This beautiful road juts up from the heart of the Sierra Nevada with Lake Tahoe and Yosemite National Park as its neighbors, the byway is a 61-mile stretch of Highways 4 and 89, in between the towns of Arnold in Calaveras County and Markleeville in Alpine County, California.

Glacially carved valleys, granite outcroppings, basalt columns, ancient volcanic peaks, deep river canyons, thick forests, bald eagles, majestic stands of Giant Sequoia, open meadows, pristine alpine lakes, precarious drop-offs, small
hamlets, warm hospitality, hot mineral pools, swiftly flowing streams, cascades and rivers, and some of the most dramatic and breathtaking views of the Sierra Nevada mountain range—these are just a few of the natural wonders awaiting you as you travel the Ebbetts Pass National Scenic Byway.

Ebbetts Pass is a vital link to spectacular Central Sierra attractions, including two state parks—

Calaveras Big Trees State Park (featuring the northernmost of the giant sequoia groves) and Grover Hot Springs State Park—as its “bookends,” the nationally-recognized Pacific Crest Trail, the Stanislaus and Humboldt-Toiyabe National Forests, the Carson-Iceberg and Mokelumne Wilderness areas, the North Fork of the Stanislaus, Mokelumne and East Fork of the Carson rivers, and Bear Valley cross country and downhill ski areas.

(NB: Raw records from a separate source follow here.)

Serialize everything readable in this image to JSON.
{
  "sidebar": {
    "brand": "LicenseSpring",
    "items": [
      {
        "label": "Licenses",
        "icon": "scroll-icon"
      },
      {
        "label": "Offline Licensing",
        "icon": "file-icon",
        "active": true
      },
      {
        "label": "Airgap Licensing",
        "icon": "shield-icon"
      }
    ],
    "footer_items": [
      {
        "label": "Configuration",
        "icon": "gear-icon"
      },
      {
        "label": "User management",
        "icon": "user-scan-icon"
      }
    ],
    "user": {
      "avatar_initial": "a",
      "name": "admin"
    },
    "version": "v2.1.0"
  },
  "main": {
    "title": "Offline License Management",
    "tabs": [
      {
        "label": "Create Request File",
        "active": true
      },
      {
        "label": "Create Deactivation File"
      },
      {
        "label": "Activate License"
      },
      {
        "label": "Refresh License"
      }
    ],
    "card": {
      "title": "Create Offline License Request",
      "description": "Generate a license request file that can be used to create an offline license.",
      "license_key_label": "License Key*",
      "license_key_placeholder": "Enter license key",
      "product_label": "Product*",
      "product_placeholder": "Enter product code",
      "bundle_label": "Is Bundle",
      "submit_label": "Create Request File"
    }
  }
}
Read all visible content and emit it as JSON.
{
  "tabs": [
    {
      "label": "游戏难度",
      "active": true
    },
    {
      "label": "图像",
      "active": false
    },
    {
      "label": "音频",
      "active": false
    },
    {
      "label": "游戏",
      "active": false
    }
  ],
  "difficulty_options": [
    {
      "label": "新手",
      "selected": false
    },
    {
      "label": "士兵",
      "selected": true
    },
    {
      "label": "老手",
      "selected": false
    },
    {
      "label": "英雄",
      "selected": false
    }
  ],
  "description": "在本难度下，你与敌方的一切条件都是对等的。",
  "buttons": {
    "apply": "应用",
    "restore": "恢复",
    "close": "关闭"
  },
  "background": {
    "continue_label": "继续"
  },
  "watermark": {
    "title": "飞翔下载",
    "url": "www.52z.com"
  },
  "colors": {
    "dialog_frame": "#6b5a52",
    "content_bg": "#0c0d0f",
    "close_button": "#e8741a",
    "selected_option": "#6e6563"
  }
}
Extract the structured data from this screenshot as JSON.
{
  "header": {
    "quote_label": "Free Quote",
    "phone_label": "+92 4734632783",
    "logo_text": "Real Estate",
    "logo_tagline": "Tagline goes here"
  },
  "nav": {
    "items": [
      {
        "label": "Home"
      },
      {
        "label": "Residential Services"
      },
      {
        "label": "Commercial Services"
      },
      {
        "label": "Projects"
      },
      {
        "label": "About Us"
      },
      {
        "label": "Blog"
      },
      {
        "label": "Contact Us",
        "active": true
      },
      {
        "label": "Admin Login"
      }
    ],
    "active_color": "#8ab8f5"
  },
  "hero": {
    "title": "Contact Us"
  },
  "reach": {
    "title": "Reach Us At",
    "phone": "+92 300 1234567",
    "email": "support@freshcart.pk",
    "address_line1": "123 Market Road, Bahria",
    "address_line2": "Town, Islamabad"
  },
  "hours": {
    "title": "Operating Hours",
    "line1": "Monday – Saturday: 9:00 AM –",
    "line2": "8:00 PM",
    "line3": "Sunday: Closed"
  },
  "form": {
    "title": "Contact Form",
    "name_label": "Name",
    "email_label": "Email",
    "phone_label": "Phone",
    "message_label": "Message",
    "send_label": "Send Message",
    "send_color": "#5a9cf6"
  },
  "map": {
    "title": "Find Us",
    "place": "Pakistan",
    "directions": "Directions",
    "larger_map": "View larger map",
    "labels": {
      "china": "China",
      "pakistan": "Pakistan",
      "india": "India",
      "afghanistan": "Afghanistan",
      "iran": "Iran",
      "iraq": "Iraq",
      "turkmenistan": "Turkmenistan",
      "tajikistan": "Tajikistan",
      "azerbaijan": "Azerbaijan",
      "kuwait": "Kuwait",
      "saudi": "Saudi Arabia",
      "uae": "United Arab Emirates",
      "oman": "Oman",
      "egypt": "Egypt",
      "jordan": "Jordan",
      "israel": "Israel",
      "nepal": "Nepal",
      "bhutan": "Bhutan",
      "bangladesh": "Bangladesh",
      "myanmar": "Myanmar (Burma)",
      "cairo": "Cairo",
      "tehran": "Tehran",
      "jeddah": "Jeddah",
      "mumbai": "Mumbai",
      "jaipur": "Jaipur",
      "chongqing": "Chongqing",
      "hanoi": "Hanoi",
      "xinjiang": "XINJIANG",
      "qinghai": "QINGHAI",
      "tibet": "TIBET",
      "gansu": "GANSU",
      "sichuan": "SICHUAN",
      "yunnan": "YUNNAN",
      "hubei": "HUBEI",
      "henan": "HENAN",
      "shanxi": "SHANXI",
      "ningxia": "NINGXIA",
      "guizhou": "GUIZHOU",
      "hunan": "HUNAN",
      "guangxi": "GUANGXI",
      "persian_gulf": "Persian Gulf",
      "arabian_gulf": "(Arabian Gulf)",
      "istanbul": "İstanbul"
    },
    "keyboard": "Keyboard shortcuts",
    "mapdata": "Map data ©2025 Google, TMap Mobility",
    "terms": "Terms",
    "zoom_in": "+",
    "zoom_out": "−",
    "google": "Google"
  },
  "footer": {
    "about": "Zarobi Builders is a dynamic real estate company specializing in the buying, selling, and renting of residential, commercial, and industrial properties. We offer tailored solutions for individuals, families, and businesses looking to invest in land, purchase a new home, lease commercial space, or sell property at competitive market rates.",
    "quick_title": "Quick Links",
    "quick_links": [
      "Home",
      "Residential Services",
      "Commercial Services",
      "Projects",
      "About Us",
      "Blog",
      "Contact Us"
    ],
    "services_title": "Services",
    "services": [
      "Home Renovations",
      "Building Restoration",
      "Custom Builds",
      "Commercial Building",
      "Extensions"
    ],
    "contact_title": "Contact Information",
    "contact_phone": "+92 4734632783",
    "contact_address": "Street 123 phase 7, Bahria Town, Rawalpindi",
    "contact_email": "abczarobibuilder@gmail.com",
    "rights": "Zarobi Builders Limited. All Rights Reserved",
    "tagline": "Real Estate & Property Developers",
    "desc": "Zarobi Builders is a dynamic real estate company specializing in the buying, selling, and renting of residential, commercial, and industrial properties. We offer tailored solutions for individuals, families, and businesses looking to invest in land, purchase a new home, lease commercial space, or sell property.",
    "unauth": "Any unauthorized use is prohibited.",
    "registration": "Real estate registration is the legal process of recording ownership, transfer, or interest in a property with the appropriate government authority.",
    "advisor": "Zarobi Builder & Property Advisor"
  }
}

With a range in elevation from approximately 4,000 to 8,700- feet, this winding mountain pass through the “California Alps” in their most natural state allows visitors the awe-inspiring experience of having the threshold of the Sierra literally at their feet.

The driving experience on the Ebbetts Pass National Scenic Byway is like no other, providing an exceptional and intimate high country experience. As most of the byway is surrounded by national forest and wilderness areas, recreational opportunities are the mainstay of the Ebbetts Pass region with hiking, backpacking, camping, biking, kayaking, canoeing, fishing and swimming during the warmer months, and cross-country and downhill skiing, snowboarding, snowshoeing, sledding and snowmobiling in the winter.

Unlike any other Sierra pass, it is silver that built Ebbetts Pass. With the discovery of gold on the western slope of the Sierra Nevada, Native American trails were transformed into dirt roads by fortune seekers heading west. In 1861 the route reversed direction and became a booming toll road transporting silver miners to the east side Comstock Lode. Calaveras Big Trees was also a main attraction early on and continues to be one of California’s most sought out destinations. Ebbetts Pass, first surveyed in the 1850s as a possible railroad crossing for the Atlantic and Pacific Railroad Company, is one of the oldest trans-Sierra routes with many rich stories. The national conservation movement gained strength when John Muir visited Big Trees, and became outraged after witnessing the stump of a behemoth Giant Sequoia that had been felled and its bark stripped and taken on a tour as a traveling exhibit.

The Ebbetts Pass Scenic Byway Association’s website includes a page each on the following points of interest, listed from westernmost to easternmost:

Videos and blogs featuring the Ebbetts Pass National Scenic Byway: Fall Colors | Calaveras Backroads and Byways – Some of Our Best Little Secrets

Get a video introduction from Sandi Pearce in the video below